Japanese economic presence and political interest in Manchuria had been growing ever since the end of the Russo-Japanese War (1904–1905). The Treaty of Portsmouth that ended the war had granted Japan the lease of the South Manchuria Railway branch (from Changchun to Lüshun) of the China Far East Railway. The Japanese government, however, claimed that this control included all the rights and privileges that China granted to Russia in the 1896 Li–Lobanov Treaty, as enlarged by the Kwantung Lease Agreement of 1898. This included absolute and exclusive administration within the South Manchuria Railway Zone. Japanese railway guards were stationed within the zone to provide security for the trains and tracks; however, these were regular Japanese soldiers, and they frequently carried out maneuvers outside the railway areas. There were many reports of raids on local Chinese villages by bored Japanese soldiers, and all complaints from the Chinese government were ignored.

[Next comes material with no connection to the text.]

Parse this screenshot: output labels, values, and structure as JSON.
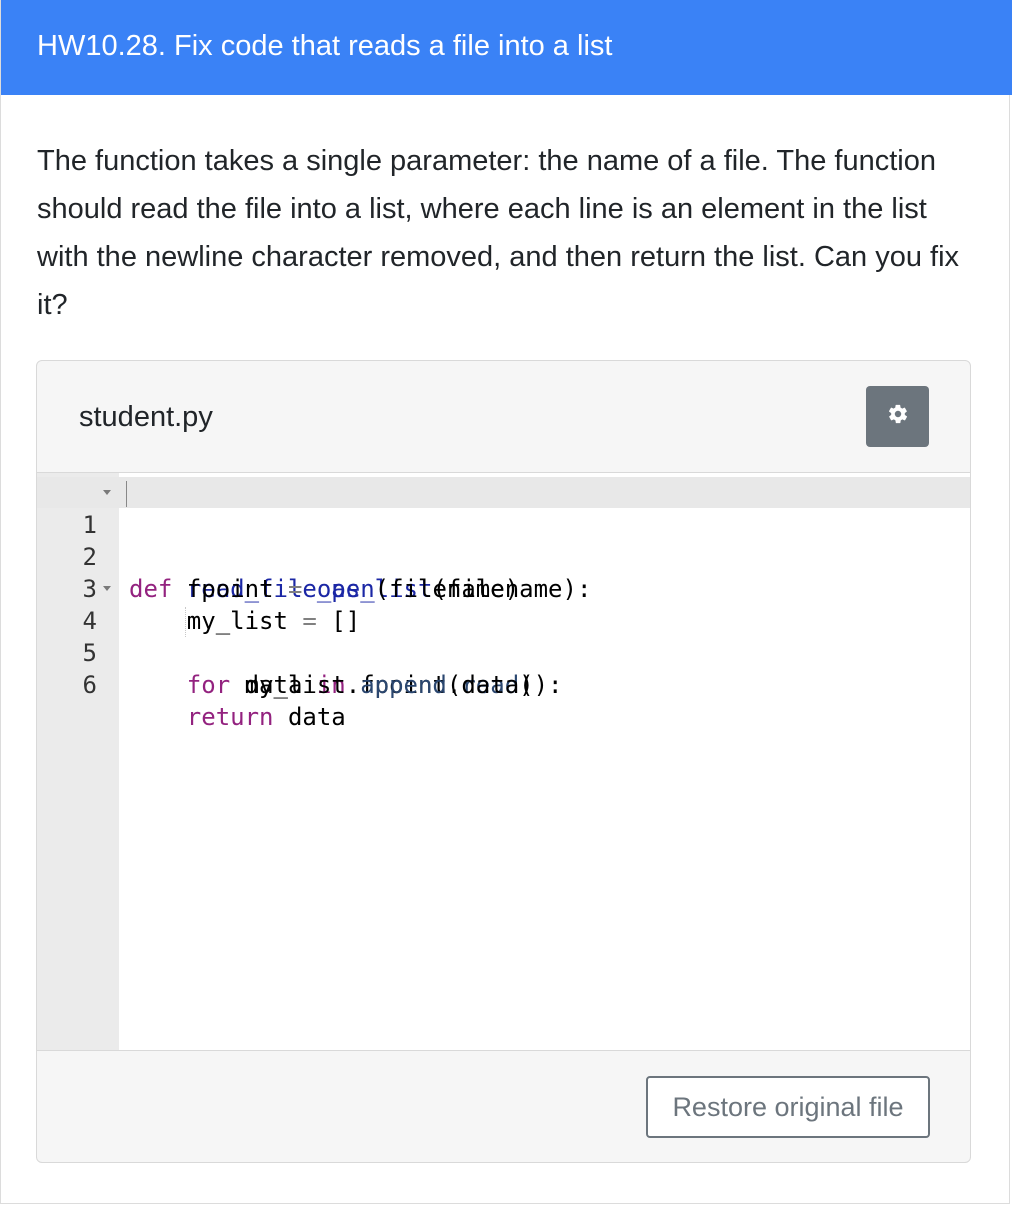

Meanwhile, the newly formed Chinese government was trying to recover the rights of nation. They started to claim that treaties between China and Japan were invalid. China also announced new acts, so the Japanese people (including Koreans and Taiwanese at this time) who settled frontier lands, opened stores or built their own houses in China were expelled without any compensation. Manchurian warlord Zhang Zuolin tried to deprive Japanese concessions too, but he was assassinated by the Japanese Kwantung Army. Zhang Xueliang, Zhang Zuolin's son and successor, joined the Nanjing Government led by Chiang Kai-shek from anti-Japanese sentiment. Official Japanese objections to the oppression against Japanese nationals within China were rejected by the Chinese authorities.
The 1929 Sino-Soviet War (July–November) over the Chinese Eastern Railroad (CER) further increased the tensions in the Northeast that would lead to the Mukden Incident. The Soviet Red Army victory over Zhang Xueiliang’s forces not only reasserted Soviet control over the CER in Manchuria but revealed Chinese military weaknesses that Japanese Kwantung Army officers were quick to note.

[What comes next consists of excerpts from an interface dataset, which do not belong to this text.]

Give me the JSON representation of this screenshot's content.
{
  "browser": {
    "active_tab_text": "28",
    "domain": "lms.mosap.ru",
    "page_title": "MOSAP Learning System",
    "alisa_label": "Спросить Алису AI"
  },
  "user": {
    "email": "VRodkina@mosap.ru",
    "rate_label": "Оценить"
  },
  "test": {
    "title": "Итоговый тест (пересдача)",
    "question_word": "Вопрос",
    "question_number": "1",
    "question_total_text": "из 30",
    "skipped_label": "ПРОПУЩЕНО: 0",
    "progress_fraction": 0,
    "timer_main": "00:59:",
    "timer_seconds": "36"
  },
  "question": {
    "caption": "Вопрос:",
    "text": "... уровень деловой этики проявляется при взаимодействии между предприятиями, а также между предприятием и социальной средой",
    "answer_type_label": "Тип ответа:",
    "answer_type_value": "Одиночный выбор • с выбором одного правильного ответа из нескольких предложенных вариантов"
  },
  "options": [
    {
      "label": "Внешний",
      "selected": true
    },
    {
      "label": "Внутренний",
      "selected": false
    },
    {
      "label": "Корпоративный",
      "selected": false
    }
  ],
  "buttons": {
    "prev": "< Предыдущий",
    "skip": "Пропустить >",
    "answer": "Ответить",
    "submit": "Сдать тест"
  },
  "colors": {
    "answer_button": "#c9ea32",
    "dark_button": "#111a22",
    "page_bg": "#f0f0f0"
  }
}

The Soviet Red Army performance also stunned Japanese officials. Manchuria was central to Japan’s East Asia policy. Both the 1921 and 1927 Imperial Eastern Region Conferences reconfirmed Japan’s commitment to be the dominant power in Manchuria. The 1929 Red Army victory shook that policy to the core and reopened the Manchurian problem. By 1930, the Kwantung Army realized they faced a Red Army that was only growing stronger. The time to act was drawing near and Japanese plans to conquer the Northeast were accelerated.

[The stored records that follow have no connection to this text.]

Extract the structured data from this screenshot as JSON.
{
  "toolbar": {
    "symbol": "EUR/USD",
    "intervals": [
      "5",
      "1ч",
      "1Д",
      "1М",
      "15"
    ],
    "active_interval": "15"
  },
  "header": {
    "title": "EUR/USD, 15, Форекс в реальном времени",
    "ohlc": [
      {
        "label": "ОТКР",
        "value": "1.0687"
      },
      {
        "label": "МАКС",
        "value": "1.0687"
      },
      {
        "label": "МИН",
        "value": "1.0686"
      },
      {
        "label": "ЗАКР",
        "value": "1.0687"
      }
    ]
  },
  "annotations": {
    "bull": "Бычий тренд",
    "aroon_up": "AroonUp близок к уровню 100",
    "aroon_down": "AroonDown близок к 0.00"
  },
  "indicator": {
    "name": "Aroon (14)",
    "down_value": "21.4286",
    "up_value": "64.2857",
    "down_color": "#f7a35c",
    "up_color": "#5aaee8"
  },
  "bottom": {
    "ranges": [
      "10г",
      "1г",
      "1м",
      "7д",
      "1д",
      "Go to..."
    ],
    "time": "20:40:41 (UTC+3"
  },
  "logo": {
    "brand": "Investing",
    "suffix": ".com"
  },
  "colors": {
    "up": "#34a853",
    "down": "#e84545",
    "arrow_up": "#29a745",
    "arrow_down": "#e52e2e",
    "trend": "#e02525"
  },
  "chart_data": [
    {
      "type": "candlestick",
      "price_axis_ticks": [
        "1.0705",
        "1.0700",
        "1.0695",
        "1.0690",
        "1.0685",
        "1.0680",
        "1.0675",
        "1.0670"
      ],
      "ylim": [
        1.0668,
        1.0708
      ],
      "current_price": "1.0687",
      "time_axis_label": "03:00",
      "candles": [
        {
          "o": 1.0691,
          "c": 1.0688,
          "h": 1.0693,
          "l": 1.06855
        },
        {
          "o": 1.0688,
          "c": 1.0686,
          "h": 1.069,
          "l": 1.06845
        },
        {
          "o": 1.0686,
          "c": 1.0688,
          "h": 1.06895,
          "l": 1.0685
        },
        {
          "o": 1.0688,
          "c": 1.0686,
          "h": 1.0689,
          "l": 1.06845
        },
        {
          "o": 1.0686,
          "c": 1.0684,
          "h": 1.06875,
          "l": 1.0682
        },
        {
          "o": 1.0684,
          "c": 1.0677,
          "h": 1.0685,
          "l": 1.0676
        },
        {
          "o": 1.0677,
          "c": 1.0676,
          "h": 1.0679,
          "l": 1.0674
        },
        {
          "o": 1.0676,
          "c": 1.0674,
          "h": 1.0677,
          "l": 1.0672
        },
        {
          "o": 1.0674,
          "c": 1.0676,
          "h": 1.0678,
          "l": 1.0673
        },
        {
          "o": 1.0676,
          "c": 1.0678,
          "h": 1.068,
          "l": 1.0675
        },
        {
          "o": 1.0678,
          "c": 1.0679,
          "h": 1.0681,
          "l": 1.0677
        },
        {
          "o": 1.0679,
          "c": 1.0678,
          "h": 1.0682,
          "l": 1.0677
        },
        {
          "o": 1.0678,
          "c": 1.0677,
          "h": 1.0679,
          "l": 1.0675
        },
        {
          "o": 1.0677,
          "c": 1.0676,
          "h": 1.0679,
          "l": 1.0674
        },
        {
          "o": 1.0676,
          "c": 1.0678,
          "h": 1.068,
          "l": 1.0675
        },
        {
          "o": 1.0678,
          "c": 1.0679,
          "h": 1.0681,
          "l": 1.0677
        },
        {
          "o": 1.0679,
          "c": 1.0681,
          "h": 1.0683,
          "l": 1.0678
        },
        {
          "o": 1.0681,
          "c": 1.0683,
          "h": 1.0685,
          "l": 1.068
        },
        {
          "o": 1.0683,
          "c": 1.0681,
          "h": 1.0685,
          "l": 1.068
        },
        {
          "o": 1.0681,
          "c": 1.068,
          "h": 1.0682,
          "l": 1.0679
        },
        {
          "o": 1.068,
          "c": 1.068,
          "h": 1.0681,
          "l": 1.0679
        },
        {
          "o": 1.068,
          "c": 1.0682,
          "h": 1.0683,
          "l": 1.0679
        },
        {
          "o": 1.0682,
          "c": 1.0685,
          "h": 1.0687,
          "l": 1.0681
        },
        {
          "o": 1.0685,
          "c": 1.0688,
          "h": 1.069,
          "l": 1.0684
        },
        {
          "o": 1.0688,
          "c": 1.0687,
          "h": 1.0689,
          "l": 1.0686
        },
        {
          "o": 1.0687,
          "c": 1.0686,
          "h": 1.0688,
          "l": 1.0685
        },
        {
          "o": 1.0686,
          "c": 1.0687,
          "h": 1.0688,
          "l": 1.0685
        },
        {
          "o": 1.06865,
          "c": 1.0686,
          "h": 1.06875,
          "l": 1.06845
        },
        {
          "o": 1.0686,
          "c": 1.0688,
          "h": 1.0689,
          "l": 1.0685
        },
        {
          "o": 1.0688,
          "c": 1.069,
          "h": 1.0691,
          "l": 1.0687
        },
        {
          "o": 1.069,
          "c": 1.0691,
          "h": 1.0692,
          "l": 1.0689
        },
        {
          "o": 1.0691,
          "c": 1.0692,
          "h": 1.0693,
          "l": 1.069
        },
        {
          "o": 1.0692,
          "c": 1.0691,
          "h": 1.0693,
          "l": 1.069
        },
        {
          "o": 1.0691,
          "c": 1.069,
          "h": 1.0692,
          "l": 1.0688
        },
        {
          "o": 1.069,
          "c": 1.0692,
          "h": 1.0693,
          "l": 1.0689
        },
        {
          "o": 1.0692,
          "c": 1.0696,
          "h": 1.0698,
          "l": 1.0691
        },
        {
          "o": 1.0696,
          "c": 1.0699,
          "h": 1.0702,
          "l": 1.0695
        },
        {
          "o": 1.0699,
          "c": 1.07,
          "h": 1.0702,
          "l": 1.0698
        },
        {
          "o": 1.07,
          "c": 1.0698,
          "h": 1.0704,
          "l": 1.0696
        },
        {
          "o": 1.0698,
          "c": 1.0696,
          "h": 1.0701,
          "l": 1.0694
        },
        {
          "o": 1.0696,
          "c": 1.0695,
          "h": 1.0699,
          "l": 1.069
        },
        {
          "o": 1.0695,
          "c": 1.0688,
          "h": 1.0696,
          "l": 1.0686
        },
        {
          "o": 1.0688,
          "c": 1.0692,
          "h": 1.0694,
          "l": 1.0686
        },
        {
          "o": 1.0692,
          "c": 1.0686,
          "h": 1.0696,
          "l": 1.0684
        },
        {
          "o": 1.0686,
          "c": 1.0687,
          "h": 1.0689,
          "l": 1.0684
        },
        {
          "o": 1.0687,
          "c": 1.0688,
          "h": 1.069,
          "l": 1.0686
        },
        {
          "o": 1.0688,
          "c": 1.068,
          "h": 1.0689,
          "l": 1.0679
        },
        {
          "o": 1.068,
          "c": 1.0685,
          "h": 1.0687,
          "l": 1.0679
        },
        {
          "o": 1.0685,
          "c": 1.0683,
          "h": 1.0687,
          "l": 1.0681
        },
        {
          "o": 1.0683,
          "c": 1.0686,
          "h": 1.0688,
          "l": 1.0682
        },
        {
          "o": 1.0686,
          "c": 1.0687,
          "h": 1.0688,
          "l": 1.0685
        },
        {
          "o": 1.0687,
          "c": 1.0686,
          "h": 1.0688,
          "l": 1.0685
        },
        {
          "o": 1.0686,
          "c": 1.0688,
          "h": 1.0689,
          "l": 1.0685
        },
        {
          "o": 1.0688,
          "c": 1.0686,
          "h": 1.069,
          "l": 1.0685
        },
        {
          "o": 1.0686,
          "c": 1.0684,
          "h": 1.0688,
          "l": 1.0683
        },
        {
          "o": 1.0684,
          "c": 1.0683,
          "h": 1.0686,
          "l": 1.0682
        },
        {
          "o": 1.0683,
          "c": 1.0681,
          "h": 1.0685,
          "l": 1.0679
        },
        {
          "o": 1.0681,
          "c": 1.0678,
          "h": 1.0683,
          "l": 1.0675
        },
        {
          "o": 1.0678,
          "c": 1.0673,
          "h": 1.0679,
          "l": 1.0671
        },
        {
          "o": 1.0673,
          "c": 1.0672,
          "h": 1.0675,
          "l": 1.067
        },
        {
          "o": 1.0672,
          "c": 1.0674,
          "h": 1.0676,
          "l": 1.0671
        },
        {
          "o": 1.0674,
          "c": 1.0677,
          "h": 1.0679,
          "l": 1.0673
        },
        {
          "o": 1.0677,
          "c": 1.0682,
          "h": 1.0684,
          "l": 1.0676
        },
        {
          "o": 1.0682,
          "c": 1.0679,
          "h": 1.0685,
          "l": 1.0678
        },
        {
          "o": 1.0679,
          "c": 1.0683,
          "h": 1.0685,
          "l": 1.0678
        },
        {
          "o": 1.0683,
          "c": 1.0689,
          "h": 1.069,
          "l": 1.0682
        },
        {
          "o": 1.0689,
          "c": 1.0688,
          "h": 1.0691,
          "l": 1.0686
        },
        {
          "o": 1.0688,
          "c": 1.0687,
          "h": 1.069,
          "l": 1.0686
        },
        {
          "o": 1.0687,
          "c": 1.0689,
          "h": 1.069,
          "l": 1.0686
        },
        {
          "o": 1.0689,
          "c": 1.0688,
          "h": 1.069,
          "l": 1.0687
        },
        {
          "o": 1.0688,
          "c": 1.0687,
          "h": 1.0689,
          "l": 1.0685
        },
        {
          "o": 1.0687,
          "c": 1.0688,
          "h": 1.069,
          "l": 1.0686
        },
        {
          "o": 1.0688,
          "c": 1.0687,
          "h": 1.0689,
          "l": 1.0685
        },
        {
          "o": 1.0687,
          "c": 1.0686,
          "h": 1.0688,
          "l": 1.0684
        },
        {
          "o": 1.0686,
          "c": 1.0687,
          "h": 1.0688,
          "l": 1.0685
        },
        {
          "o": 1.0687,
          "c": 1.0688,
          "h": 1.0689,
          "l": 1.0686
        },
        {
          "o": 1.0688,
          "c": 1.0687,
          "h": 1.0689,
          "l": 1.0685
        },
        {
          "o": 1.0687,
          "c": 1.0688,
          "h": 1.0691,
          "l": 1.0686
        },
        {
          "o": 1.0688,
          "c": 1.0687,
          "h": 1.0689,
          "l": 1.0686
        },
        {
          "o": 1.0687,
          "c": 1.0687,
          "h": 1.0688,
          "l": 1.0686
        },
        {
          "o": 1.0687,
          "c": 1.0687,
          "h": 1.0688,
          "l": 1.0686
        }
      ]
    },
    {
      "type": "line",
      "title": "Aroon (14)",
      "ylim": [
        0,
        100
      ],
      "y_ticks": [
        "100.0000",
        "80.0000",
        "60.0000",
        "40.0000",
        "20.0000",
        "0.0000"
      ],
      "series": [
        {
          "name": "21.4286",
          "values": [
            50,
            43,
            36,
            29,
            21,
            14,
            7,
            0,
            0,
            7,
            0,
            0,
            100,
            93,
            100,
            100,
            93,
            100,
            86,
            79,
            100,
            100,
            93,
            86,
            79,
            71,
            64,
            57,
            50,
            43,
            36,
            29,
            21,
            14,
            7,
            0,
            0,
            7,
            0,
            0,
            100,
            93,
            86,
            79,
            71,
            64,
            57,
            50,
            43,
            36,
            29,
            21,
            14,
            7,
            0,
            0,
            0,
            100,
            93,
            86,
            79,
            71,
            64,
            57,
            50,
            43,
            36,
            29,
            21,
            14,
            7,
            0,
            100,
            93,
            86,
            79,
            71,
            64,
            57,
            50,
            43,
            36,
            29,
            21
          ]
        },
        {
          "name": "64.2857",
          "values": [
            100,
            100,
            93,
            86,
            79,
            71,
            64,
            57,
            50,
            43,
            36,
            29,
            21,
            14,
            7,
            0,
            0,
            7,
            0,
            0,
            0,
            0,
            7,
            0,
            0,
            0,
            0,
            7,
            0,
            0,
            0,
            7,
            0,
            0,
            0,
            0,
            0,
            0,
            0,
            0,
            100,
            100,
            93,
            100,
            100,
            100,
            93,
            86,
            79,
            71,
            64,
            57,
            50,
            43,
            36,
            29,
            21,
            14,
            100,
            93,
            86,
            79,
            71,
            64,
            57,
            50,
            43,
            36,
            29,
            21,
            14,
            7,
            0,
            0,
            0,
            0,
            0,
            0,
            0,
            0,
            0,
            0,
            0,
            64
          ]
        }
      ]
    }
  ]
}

In Nanjing in April 1931, a national leadership conference of China was held between Chiang Kai-shek and Zhang Xueliang. They agreed to assert China's sovereignty in Manchuria strongly. On the other hand, some officers of the Kwantung Army began to plot to invade Manchuria secretly. There were other officers who wanted to support plotters in Tokyo.